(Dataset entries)

___

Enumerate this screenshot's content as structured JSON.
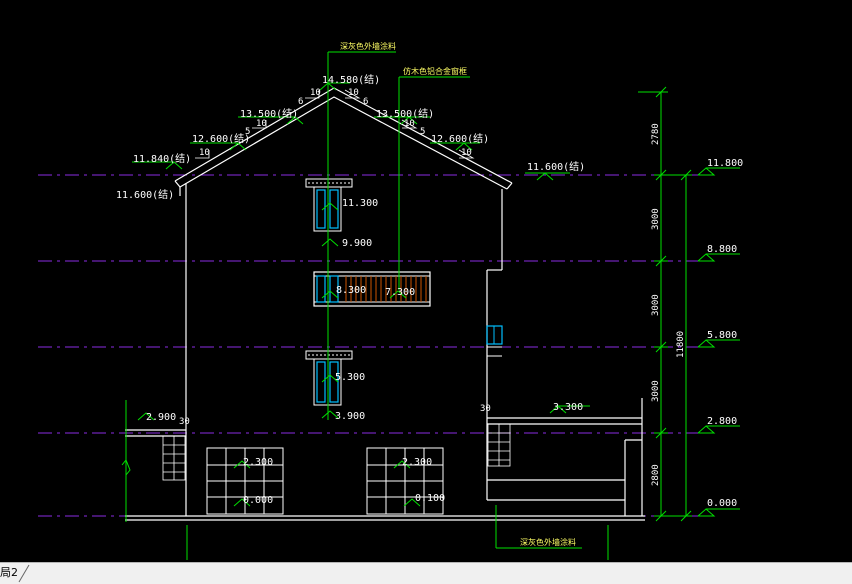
{
  "annotations": {
    "top_material": "深灰色外墙涂料",
    "roof_material": "仿木色铝合金窗框",
    "bottom_material": "深灰色外墙涂料"
  },
  "roof_levels": {
    "ridge": "14.580(结)",
    "left_upper": "13.500(结)",
    "right_upper": "13.500(结)",
    "left_mid": "12.600(结)",
    "right_mid": "12.600(结)",
    "left_eave": "11.840(结)",
    "left_low": "11.600(结)",
    "right_low": "11.600(结)"
  },
  "slope_labels": {
    "ten": "10",
    "six": "6",
    "five": "5"
  },
  "inner_levels": {
    "l1130": "11.300",
    "l990": "9.900",
    "l830": "8.300",
    "l730": "7.300",
    "l530": "5.300",
    "l390": "3.900",
    "l290": "2.900",
    "l330": "3.300",
    "l230a": "2.300",
    "l230b": "2.300",
    "l000": "0.000",
    "l010": "0.100",
    "n30a": "30",
    "n30b": "30"
  },
  "right_levels": {
    "r1180": "11.800",
    "r880": "8.800",
    "r580": "5.800",
    "r280": "2.800",
    "r000": "0.000"
  },
  "dimensions": {
    "d2780": "2780",
    "d3000a": "3000",
    "d3000b": "3000",
    "d3000c": "3000",
    "d2800": "2800",
    "total": "11800"
  },
  "tab": {
    "label": "局2"
  },
  "colors": {
    "background": "#000000",
    "outline": "#ffffff",
    "dimension": "#00e000",
    "floor_line": "#8a2be2",
    "window": "#00bfff",
    "railing": "#cc5500"
  }
}
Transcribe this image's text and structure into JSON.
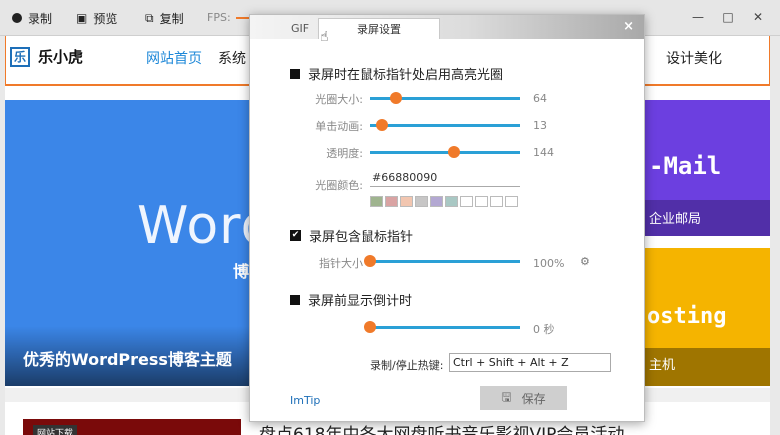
{
  "recorder": {
    "record_label": "录制",
    "preview_label": "预览",
    "copy_label": "复制",
    "fps_label": "FPS:"
  },
  "site": {
    "logo_mark": "乐",
    "logo_text": "乐小虎",
    "nav": [
      "网站首页",
      "系统",
      "设计美化"
    ],
    "hero": {
      "big_text": "Word",
      "sub_text": "博",
      "caption": "优秀的WordPress博客主题"
    },
    "card_purple": {
      "title": "-Mail",
      "subtitle": "企业邮局"
    },
    "card_yellow": {
      "title": "osting",
      "subtitle": "主机"
    },
    "article_tag": "网站下载",
    "article_title": "盘点618年中各大网盘听书音乐影视VIP会员活动"
  },
  "dialog": {
    "tabs": [
      "GIF",
      "录屏设置"
    ],
    "close_label": "×",
    "highlight_option": "录屏时在鼠标指针处启用高亮光圈",
    "highlight_checked": false,
    "sliders_top": [
      {
        "label": "光圈大小:",
        "value": "64",
        "fraction": 0.17
      },
      {
        "label": "单击动画:",
        "value": "13",
        "fraction": 0.08
      },
      {
        "label": "透明度:",
        "value": "144",
        "fraction": 0.56
      }
    ],
    "color_label": "光圈颜色:",
    "color_value": "#66880090",
    "swatch_colors": [
      "#9fb48f",
      "#d9a3a3",
      "#f2c6b0",
      "#c7c6c6",
      "#b3a8d2",
      "#a9c8c4",
      "#ffffff",
      "#ffffff",
      "#ffffff",
      "#ffffff"
    ],
    "include_cursor_option": "录屏包含鼠标指针",
    "include_cursor_checked": true,
    "pointer_size_label": "指针大小",
    "pointer_size_value": "100%",
    "pointer_size_fraction": 0.0,
    "countdown_option": "录屏前显示倒计时",
    "countdown_checked": false,
    "countdown_value": "0 秒",
    "countdown_fraction": 0.0,
    "hotkey_label": "录制/停止热键:",
    "hotkey_value": "Ctrl + Shift + Alt + Z",
    "link_label": "ImTip",
    "save_label": "保存"
  }
}
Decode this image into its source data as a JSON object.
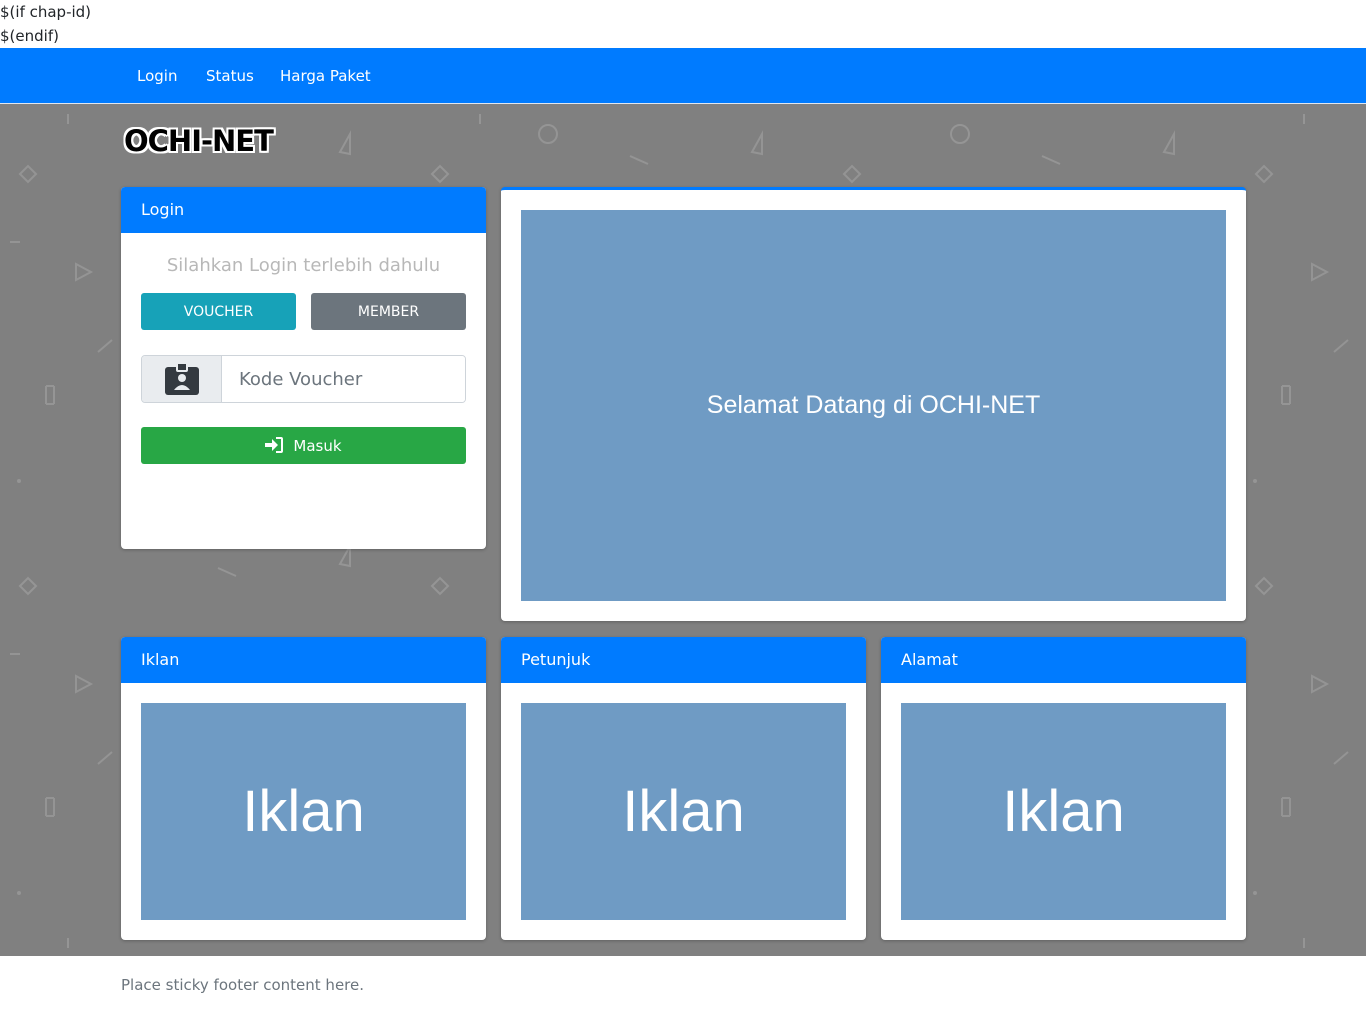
{
  "raw_template": {
    "line1": "$(if chap-id)",
    "line2": "$(endif)"
  },
  "navbar": {
    "links": [
      "Login",
      "Status",
      "Harga Paket"
    ],
    "color": "#007bff"
  },
  "brand": "OCHI-NET",
  "login_card": {
    "title": "Login",
    "prompt": "Silahkan Login terlebih dahulu",
    "voucher_button": "VOUCHER",
    "member_button": "MEMBER",
    "voucher_placeholder": "Kode Voucher",
    "submit_button": "Masuk",
    "icons": {
      "input_addon": "id-badge-icon",
      "submit": "sign-in-icon"
    }
  },
  "welcome": {
    "text": "Selamat Datang di OCHI-NET"
  },
  "info_cards": [
    {
      "title": "Iklan",
      "content": "Iklan"
    },
    {
      "title": "Petunjuk",
      "content": "Iklan"
    },
    {
      "title": "Alamat",
      "content": "Iklan"
    }
  ],
  "footer": {
    "text": "Place sticky footer content here."
  },
  "colors": {
    "primary": "#007bff",
    "info": "#17a2b8",
    "secondary": "#6c757d",
    "success": "#28a745",
    "placeholder_box": "#6f9bc4",
    "background": "#808080"
  }
}
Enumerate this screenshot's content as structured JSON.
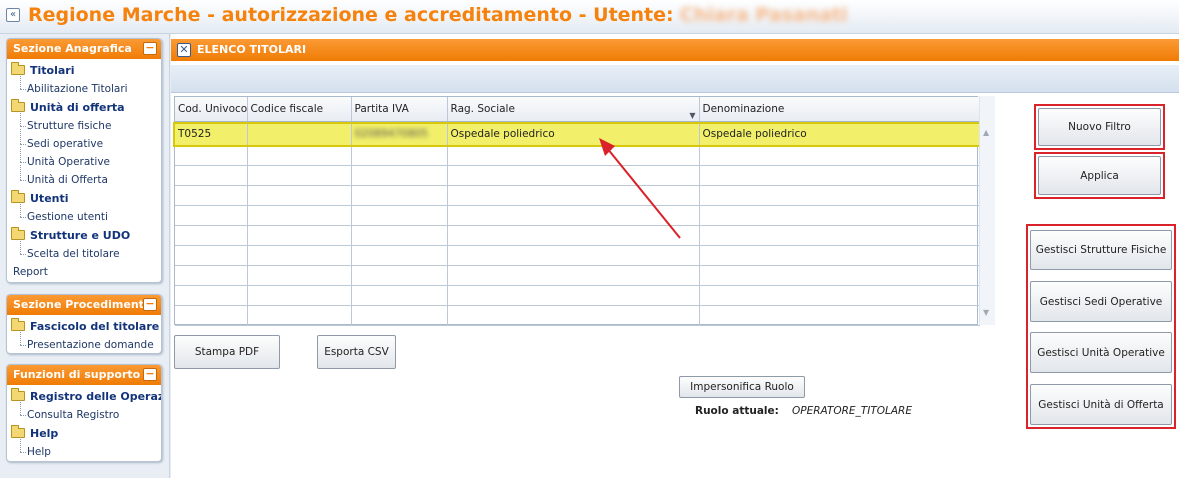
{
  "header": {
    "title": "Regione Marche - autorizzazione e accreditamento - Utente:",
    "user_name": "Chiara Pasanati",
    "collapse_glyph": "«"
  },
  "sidebar": {
    "sections": [
      {
        "title": "Sezione Anagrafica",
        "groups": [
          {
            "label": "Titolari",
            "items": [
              "Abilitazione Titolari"
            ]
          },
          {
            "label": "Unità di offerta",
            "items": [
              "Strutture fisiche",
              "Sedi operative",
              "Unità Operative",
              "Unità di Offerta"
            ]
          },
          {
            "label": "Utenti",
            "items": [
              "Gestione utenti"
            ]
          },
          {
            "label": "Strutture e UDO",
            "items": [
              "Scelta del titolare"
            ]
          }
        ],
        "root_items": [
          "Report"
        ]
      },
      {
        "title": "Sezione Procedimenti",
        "groups": [
          {
            "label": "Fascicolo del titolare",
            "items": [
              "Presentazione domande"
            ]
          }
        ]
      },
      {
        "title": "Funzioni di supporto",
        "groups": [
          {
            "label": "Registro delle Operazioni",
            "items": [
              "Consulta Registro"
            ]
          },
          {
            "label": "Help",
            "items": [
              "Help"
            ]
          }
        ]
      }
    ],
    "toggle_glyph": "−"
  },
  "main": {
    "title": "ELENCO TITOLARI",
    "close_glyph": "✕",
    "grid": {
      "columns": [
        "Cod. Univoco",
        "Codice fiscale",
        "Partita IVA",
        "Rag. Sociale",
        "Denominazione"
      ],
      "sorted_column_index": 3,
      "rows": [
        {
          "cod_univoco": "T0525",
          "codice_fiscale": "",
          "partita_iva": "02089470805",
          "rag_sociale": "Ospedale poliedrico",
          "denominazione": "Ospedale poliedrico",
          "selected": true
        }
      ],
      "empty_rows": 9
    },
    "buttons": {
      "stampa_pdf": "Stampa PDF",
      "esporta_csv": "Esporta CSV",
      "impersonifica": "Impersonifica Ruolo",
      "nuovo_filtro": "Nuovo Filtro",
      "applica": "Applica",
      "gestisci_strutture": "Gestisci Strutture Fisiche",
      "gestisci_sedi": "Gestisci Sedi Operative",
      "gestisci_unita_operative": "Gestisci Unità Operative",
      "gestisci_unita_offerta": "Gestisci Unità di Offerta"
    },
    "ruolo": {
      "label": "Ruolo attuale:",
      "value": "OPERATORE_TITOLARE"
    }
  },
  "colors": {
    "accent_orange": "#f07c05",
    "selection_yellow": "#f2f06a",
    "annotation_red": "#d9222a"
  }
}
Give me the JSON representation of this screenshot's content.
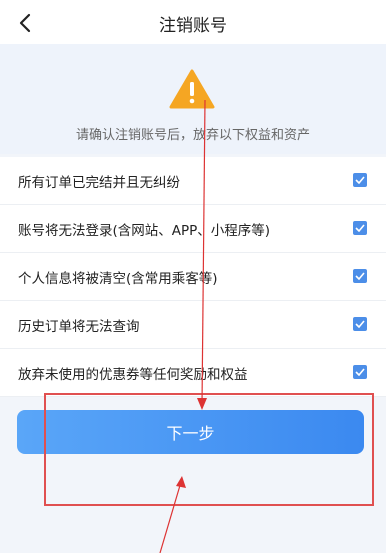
{
  "header": {
    "title": "注销账号",
    "back_icon": "chevron-left-icon"
  },
  "warning": {
    "icon": "warning-triangle-icon",
    "text": "请确认注销账号后，放弃以下权益和资产"
  },
  "items": [
    {
      "label": "所有订单已完结并且无纠纷",
      "checked": true
    },
    {
      "label": "账号将无法登录(含网站、APP、小程序等)",
      "checked": true
    },
    {
      "label": "个人信息将被清空(含常用乘客等)",
      "checked": true
    },
    {
      "label": "历史订单将无法查询",
      "checked": true
    },
    {
      "label": "放弃未使用的优惠券等任何奖励和权益",
      "checked": true
    }
  ],
  "next_button": {
    "label": "下一步"
  },
  "colors": {
    "accent": "#4c8ee8",
    "warning": "#f5a623",
    "annotation": "#e05050"
  }
}
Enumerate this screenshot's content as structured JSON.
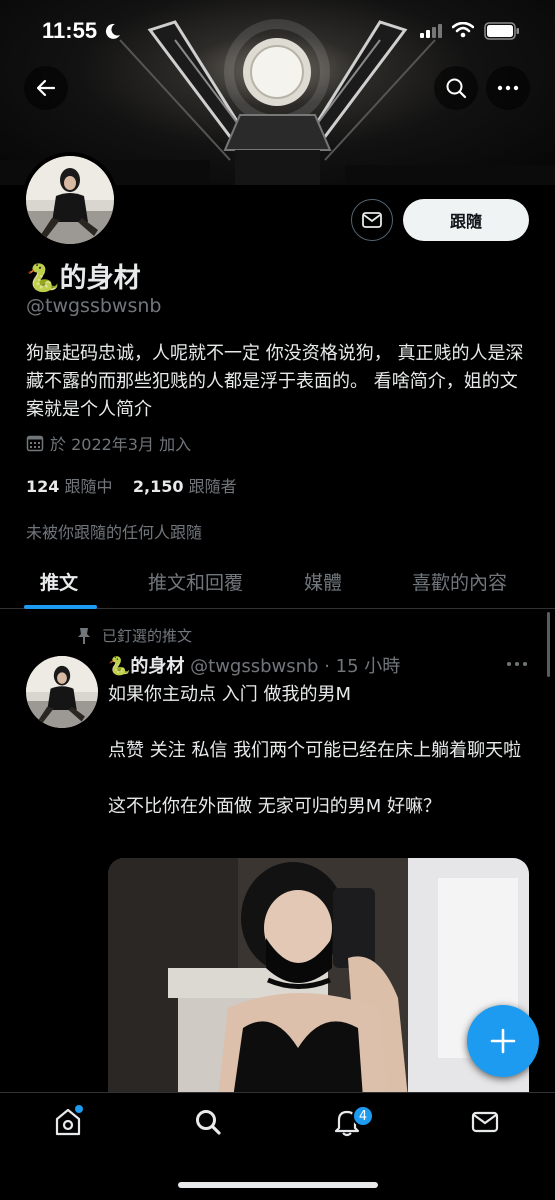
{
  "status_bar": {
    "time": "11:55"
  },
  "profile": {
    "display_name": "🐍的身材",
    "handle": "@twgssbwsnb",
    "follow_label": "跟隨",
    "bio": "狗最起码忠诚，人呢就不一定 你没资格说狗， 真正贱的人是深藏不露的而那些犯贱的人都是浮于表面的。 看啥简介，姐的文案就是个人简介",
    "joined": "於 2022年3月 加入",
    "following_count": "124",
    "following_label": "跟隨中",
    "followers_count": "2,150",
    "followers_label": "跟隨者",
    "followed_by_note": "未被你跟隨的任何人跟隨"
  },
  "tabs": [
    {
      "label": "推文",
      "active": true
    },
    {
      "label": "推文和回覆",
      "active": false
    },
    {
      "label": "媒體",
      "active": false
    },
    {
      "label": "喜歡的內容",
      "active": false
    }
  ],
  "tweet": {
    "pinned_label": "已釘選的推文",
    "author_name": "🐍的身材",
    "author_meta": "@twgssbwsnb · 15 小時",
    "text": "如果你主动点 入门  做我的男M\n\n点赞  关注  私信    我们两个可能已经在床上躺着聊天啦\n\n这不比你在外面做 无家可归的男M 好嘛？"
  },
  "bottom_nav": {
    "notification_count": "4"
  },
  "colors": {
    "accent": "#1d9bf0",
    "secondary_text": "#71767b",
    "primary_text": "#e7e9ea"
  }
}
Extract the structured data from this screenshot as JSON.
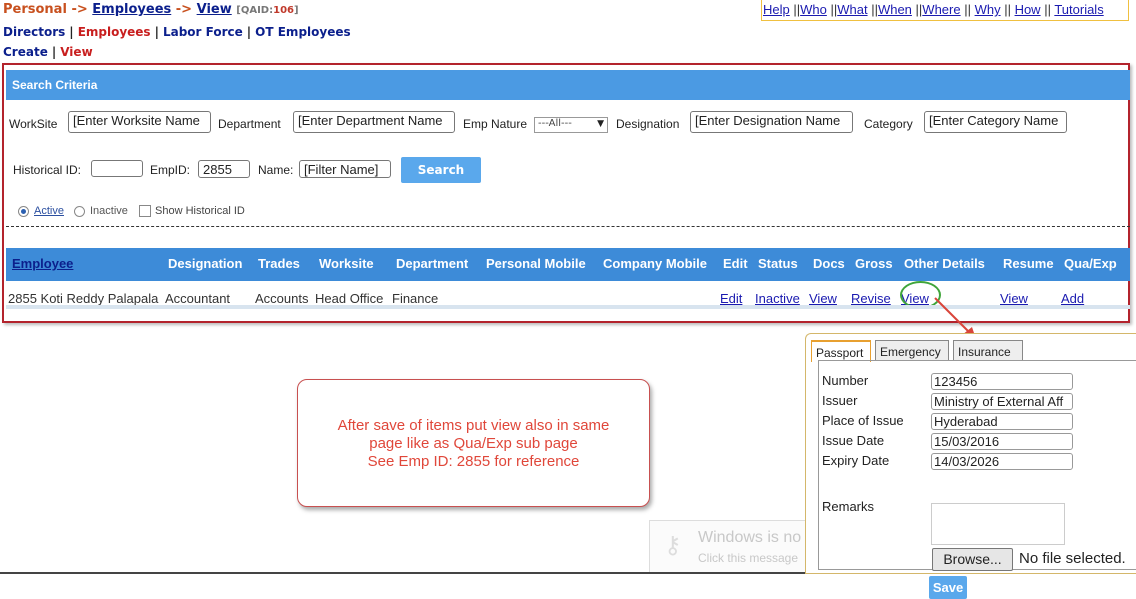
{
  "breadcrumb": {
    "personal": "Personal",
    "arrow": "->",
    "employees": "Employees",
    "view": "View",
    "qaid_prefix": "[QAID:",
    "qaid": "106",
    "qaid_suffix": "]"
  },
  "topmenu": [
    "Help",
    "Who",
    "What",
    "When",
    "Where",
    "Why",
    "How",
    "Tutorials"
  ],
  "nav1": [
    "Directors",
    "Employees",
    "Labor Force",
    "OT Employees"
  ],
  "nav2": [
    "Create",
    "View"
  ],
  "search": {
    "title": "Search Criteria",
    "worksite_label": "WorkSite",
    "worksite_value": "[Enter Worksite Name",
    "department_label": "Department",
    "department_value": "[Enter Department Name",
    "emp_nature_label": "Emp Nature",
    "emp_nature_value": "---All---",
    "designation_label": "Designation",
    "designation_value": "[Enter Designation Name",
    "category_label": "Category",
    "category_value": "[Enter Category Name",
    "historical_label": "Historical ID:",
    "historical_value": "",
    "empid_label": "EmpID:",
    "empid_value": "2855",
    "name_label": "Name:",
    "name_value": "[Filter Name]",
    "button": "Search",
    "active_label": "Active",
    "inactive_label": "Inactive",
    "show_hist_label": "Show Historical ID"
  },
  "table": {
    "headers": [
      "Employee",
      "Designation",
      "Trades",
      "Worksite",
      "Department",
      "Personal Mobile",
      "Company Mobile",
      "Edit",
      "Status",
      "Docs",
      "Gross",
      "Other Details",
      "Resume",
      "Qua/Exp"
    ],
    "row": {
      "employee": "2855 Koti Reddy Palapala",
      "designation": "Accountant",
      "trades": "Accounts",
      "worksite": "Head Office",
      "department": "Finance",
      "personal_mobile": "",
      "company_mobile": "",
      "edit": "Edit",
      "status": "Inactive",
      "docs": "View",
      "gross": "Revise",
      "other_details": "View",
      "resume": "View",
      "qua_exp": "Add"
    }
  },
  "note": {
    "line1": "After save of items put view also in same",
    "line2": "page like as Qua/Exp sub page",
    "line3": "See Emp ID: 2855 for reference"
  },
  "ghost": {
    "line1": "Windows is no",
    "line2": "Click this message"
  },
  "subpanel": {
    "tabs": [
      "Passport",
      "Emergency",
      "Insurance"
    ],
    "fields": [
      {
        "label": "Number",
        "value": "123456"
      },
      {
        "label": "Issuer",
        "value": "Ministry of External Aff"
      },
      {
        "label": "Place of Issue",
        "value": "Hyderabad"
      },
      {
        "label": "Issue Date",
        "value": "15/03/2016"
      },
      {
        "label": "Expiry Date",
        "value": "14/03/2026"
      }
    ],
    "remarks_label": "Remarks",
    "browse": "Browse...",
    "nofile": "No file selected.",
    "save": "Save"
  },
  "colors": {
    "header_blue": "#4b9ae3",
    "table_blue": "#3d8bd8",
    "panel_border": "#b3232c",
    "note_text": "#e0473a",
    "highlight": "#3fa53a"
  }
}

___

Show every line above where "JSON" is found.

Enumerate this screenshot's content as structured JSON.
Transcribe this image's text and structure into JSON.
Decode this image into its source data as a JSON object.
Enumerate this screenshot's content as structured JSON.
Give me the JSON representation of this screenshot's content.
Enumerate this screenshot's content as structured JSON.
Extract the structured data from this screenshot as JSON.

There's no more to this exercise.